** Records from a data source **
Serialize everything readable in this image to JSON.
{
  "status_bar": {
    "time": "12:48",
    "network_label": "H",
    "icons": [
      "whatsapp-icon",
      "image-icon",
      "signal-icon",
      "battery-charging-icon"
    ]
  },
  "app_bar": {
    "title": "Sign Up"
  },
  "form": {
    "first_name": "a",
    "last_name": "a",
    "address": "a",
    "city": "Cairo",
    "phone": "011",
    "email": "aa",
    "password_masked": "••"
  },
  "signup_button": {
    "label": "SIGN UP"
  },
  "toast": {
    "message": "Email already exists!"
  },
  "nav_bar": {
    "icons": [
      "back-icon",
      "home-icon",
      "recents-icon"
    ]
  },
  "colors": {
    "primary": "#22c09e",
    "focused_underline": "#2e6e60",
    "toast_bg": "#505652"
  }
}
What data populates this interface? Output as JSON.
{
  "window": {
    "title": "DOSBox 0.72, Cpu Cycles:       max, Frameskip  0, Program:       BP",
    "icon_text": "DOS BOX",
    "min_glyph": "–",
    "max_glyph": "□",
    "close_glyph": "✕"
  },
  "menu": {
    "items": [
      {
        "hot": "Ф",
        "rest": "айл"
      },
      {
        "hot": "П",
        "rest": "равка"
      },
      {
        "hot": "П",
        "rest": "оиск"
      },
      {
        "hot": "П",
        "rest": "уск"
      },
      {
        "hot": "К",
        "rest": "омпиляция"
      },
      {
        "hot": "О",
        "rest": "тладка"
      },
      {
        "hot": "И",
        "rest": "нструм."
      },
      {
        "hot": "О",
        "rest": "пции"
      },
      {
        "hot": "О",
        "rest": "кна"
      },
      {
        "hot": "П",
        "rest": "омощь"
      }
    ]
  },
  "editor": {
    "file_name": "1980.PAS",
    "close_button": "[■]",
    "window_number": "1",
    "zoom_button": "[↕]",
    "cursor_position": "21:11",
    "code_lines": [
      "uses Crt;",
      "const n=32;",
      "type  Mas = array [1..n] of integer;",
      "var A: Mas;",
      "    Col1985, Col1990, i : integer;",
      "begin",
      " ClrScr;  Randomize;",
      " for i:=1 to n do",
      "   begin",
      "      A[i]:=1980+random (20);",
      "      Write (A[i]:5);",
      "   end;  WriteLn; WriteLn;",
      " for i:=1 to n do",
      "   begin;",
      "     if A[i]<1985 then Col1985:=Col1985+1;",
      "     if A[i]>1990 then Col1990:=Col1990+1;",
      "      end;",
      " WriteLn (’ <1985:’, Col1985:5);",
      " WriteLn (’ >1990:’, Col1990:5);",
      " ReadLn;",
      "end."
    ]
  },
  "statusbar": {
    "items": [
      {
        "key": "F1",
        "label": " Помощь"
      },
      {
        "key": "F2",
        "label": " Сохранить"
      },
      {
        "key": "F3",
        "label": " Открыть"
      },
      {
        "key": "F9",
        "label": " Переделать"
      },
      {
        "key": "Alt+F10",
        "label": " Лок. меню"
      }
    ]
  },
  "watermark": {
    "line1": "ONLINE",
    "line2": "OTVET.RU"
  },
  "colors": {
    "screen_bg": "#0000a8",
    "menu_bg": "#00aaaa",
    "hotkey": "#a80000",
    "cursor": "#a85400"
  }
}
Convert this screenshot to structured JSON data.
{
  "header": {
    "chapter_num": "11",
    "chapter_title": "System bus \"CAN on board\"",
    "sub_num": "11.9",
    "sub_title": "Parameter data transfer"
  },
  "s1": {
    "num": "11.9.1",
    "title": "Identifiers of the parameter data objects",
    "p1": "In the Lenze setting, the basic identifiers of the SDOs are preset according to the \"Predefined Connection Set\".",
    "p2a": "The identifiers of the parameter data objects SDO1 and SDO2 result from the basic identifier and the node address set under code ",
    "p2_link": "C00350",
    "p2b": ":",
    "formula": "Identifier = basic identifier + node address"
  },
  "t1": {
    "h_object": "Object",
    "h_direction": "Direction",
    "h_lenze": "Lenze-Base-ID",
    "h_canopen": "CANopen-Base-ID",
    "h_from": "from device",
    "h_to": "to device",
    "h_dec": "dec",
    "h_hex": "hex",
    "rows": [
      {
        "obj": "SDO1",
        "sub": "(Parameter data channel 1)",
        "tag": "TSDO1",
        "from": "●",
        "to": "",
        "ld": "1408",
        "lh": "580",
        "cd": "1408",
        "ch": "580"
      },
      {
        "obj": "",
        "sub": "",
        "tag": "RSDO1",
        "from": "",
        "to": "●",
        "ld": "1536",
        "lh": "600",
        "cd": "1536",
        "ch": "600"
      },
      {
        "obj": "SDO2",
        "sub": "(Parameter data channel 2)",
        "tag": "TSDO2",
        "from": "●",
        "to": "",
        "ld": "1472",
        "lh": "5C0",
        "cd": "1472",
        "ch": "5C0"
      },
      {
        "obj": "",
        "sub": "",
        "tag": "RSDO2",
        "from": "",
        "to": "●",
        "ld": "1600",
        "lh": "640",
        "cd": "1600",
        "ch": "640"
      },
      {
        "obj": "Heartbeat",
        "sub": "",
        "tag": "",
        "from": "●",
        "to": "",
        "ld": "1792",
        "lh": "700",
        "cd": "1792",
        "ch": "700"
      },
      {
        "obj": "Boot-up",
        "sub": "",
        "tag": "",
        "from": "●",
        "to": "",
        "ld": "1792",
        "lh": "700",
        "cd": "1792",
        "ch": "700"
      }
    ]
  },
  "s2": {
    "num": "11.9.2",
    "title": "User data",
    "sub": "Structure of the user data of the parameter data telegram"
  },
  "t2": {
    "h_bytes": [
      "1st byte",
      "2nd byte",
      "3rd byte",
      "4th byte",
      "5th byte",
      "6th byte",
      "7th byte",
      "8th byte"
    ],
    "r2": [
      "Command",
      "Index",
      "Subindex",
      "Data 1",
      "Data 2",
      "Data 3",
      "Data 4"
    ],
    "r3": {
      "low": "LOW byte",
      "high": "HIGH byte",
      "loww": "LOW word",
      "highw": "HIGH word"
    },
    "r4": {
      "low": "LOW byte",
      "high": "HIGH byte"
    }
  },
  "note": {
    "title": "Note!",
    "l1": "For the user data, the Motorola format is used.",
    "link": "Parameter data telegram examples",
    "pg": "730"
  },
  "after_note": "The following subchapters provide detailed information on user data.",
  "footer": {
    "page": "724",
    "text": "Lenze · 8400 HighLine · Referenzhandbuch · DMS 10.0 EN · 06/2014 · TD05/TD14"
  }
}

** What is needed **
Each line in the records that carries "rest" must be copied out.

** Exercise output **
        "rest": "айл"
        "rest": "равка"
        "rest": "оиск"
        "rest": "уск"
        "rest": "омпиляция"
        "rest": "тладка"
        "rest": "нструм."
        "rest": "пции"
        "rest": "кна"
        "rest": "омощь"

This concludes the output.